Creation Care: Asia’s Voice


By Samuel Richmond Saxena PhD, Director, Centre for Advanced Religious Studies, North East Christian University, Nagaland, and also Project Support Officer, WEA Sustainability Center.

While preparing her school project, Jane asked her father, “Why should we save forests?” Since she lived in a city surrounded by concrete jungle, she had yet to learn about the importance of forests. Her father replied. “Forests are the ‘lungs of the planet’ and the sources of water and storehouses of biodiversity.” She couldn’t believe the importance of forests for the environment!

Deforestation concerns have increased immensely in recent decades. Despite this, we have witnessed floods, soil erosion and landslides, depletion of water sources and severe droughts. This impacts hundreds of thousands of people. Because of human greed, essential natural resources like ‘Jal, Jungle and Jamin’ (Water, Forest, and Land) are now under threat.

Nepal National Conference on Creation Care

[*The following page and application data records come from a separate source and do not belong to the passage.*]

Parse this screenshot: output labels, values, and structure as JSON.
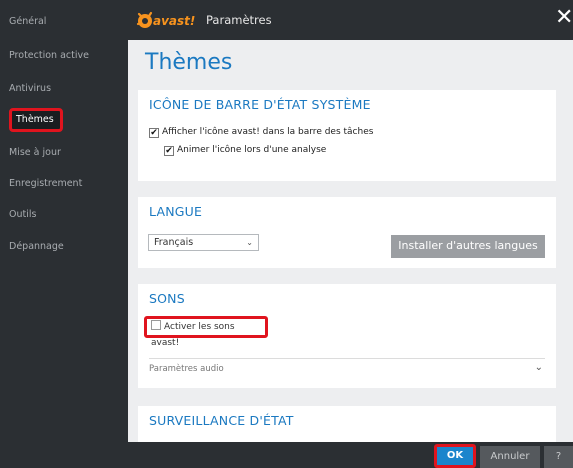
{
  "app": {
    "brand": "avast!",
    "window_title": "Paramètres",
    "close_glyph": "✕"
  },
  "sidebar": {
    "items": [
      {
        "label": "Général"
      },
      {
        "label": "Protection active"
      },
      {
        "label": "Antivirus"
      },
      {
        "label": "Thèmes",
        "active": true
      },
      {
        "label": "Mise à jour"
      },
      {
        "label": "Enregistrement"
      },
      {
        "label": "Outils"
      },
      {
        "label": "Dépannage"
      }
    ]
  },
  "main": {
    "title": "Thèmes",
    "tray": {
      "heading": "ICÔNE DE BARRE D'ÉTAT SYSTÈME",
      "options": [
        {
          "label": "Afficher l'icône avast! dans la barre des tâches",
          "checked": true
        },
        {
          "label": "Animer l'icône lors d'une analyse",
          "checked": true
        }
      ]
    },
    "language": {
      "heading": "LANGUE",
      "selected": "Français",
      "install_button": "Installer d'autres langues"
    },
    "sounds": {
      "heading": "SONS",
      "enable_label": "Activer les sons avast!",
      "enabled": false,
      "audio_settings": "Paramètres audio"
    },
    "monitoring": {
      "heading": "SURVEILLANCE D'ÉTAT"
    }
  },
  "footer": {
    "ok": "OK",
    "cancel": "Annuler",
    "help": "?"
  },
  "colors": {
    "accent": "#1b79c1",
    "sidebar_bg": "#2b2f33",
    "highlight": "#e0141e",
    "logo_orange": "#f7931e"
  },
  "icons": {
    "check": "✔",
    "chevron": "⌄",
    "close": "close-icon"
  }
}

Nepal is highly prone to natural disasters such as floods, landslides, and earthquakes. Some of these issues are linked to climatic variability and global warming. During 25-26th April 2023, I was invited to speak three times at a National Conference organized by the Nepal ‘Creation Care National Forum’. It was incredible to connect with leaders, pastors and NGO heads. In the first two sessions, I spoke on the ‘Theology of Creation Care’, highlighting the importance of Christian Ecotheology for Asia. This includes the role of the triune God and essential biblical themes such as New Creation, Christology, Eschatological hope, interpreted in Asian context. In a third session on ‘Christian Mission and Creation Care,’ I briefed the gathering on the role of Christian mission amidst environmental challenges and how Creation Care is incorporated into Mission conferences and agencies. Christian mission is God’s mission, centred around the birth, ministry, death, burial and resurrection of our Lord Jesus Christ. From the Bible, it is evident that mission is not only limited to ‘word’ (proclaiming the gospel, teaching, starting churches) but also ‘deeds’ (caring for human and environmental needs). Word and deed are the two arms of mission. Dr. Richard Storey, another eminent speaker, shared about Climate Change impacts in Nepal, and gave tips on becoming an environmentally friendly Church. Dr. Liza Storey, in her presentation, highlighted the relationship between Creation and the Church, stressing that it is the responsibility of the Church to build an eco-friendly community.

Khonoma Village (India’s first green village)

On March 8, 2023, I visited Khonoma village, India’s first ‘green village’ in Nagaland, very close to the Myanmar (Burma) border. I heard a very peculiar noise as I exited the car. Initially, I was confused and thought it was the sound of a machine, but later discovered it was the buzzing of bees. I was thrilled to see bees busy sucking nectar. I was told that the Angami tribe in this village gave up hunting to save wildlife. In 1998, this region became ‘Khonoma Nature Conservation and Tragopan Sanctuary’ (KNCTS). The Angami community dedicated part of their forest lands to conserve the state bird, Blyth’s tragopan, an endangered pheasant species. In 2005, the Government of India declared the village a Green Village. Villagers are actively involved in conserving and preserving this village’s biodiversity. Because of this, in 2021 KNCTS won India’s biodiversity award. It is rare to find reserve forests near villages today due to the commercialization of trees. Whilst interacting with Mr. Huzo Meru, a senior resident and former President of the village council, he shared that the Christian community plays a significant role in protecting this place. According to him, the Church organizes awareness programmes to preserve the forest and the village. I was stunned to see such natural beauty and hear the buzzing of bees!

Save Forests! Save the Environment!